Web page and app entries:
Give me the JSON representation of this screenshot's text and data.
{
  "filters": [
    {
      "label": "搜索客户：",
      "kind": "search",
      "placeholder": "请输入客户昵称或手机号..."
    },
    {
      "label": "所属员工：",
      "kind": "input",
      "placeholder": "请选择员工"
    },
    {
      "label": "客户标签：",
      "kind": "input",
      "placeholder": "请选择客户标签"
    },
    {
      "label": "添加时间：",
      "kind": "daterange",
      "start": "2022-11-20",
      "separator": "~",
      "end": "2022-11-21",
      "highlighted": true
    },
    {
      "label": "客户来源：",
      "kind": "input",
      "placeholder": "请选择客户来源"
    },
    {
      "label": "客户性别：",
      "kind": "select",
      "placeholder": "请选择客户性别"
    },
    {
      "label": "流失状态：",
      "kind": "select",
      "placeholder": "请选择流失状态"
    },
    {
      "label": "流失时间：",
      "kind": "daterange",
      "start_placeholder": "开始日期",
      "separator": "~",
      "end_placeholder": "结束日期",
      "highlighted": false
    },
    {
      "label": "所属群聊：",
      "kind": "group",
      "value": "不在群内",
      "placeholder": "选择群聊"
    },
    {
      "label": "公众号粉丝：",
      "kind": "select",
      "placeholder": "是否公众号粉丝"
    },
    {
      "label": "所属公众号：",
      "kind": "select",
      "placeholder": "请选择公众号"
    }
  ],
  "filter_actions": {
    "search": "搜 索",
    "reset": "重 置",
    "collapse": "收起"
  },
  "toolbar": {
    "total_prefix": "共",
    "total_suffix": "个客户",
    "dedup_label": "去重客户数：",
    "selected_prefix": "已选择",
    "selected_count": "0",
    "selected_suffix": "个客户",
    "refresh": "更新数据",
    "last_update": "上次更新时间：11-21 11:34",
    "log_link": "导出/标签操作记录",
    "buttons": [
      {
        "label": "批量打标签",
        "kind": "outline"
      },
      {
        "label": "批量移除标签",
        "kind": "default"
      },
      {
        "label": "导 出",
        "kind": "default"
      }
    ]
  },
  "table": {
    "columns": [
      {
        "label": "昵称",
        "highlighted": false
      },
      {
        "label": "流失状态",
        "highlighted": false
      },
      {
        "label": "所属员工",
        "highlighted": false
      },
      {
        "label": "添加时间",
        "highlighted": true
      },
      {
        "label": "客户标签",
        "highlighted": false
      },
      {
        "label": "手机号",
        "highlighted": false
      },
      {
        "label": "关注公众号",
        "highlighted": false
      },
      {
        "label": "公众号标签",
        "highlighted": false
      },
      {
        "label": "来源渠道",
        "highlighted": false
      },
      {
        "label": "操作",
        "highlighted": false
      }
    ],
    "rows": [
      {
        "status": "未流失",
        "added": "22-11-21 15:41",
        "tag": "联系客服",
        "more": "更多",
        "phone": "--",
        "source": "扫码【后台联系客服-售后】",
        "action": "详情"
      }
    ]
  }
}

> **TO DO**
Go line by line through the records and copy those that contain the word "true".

> **FINISHED TASK**
      "highlighted": true
        "highlighted": true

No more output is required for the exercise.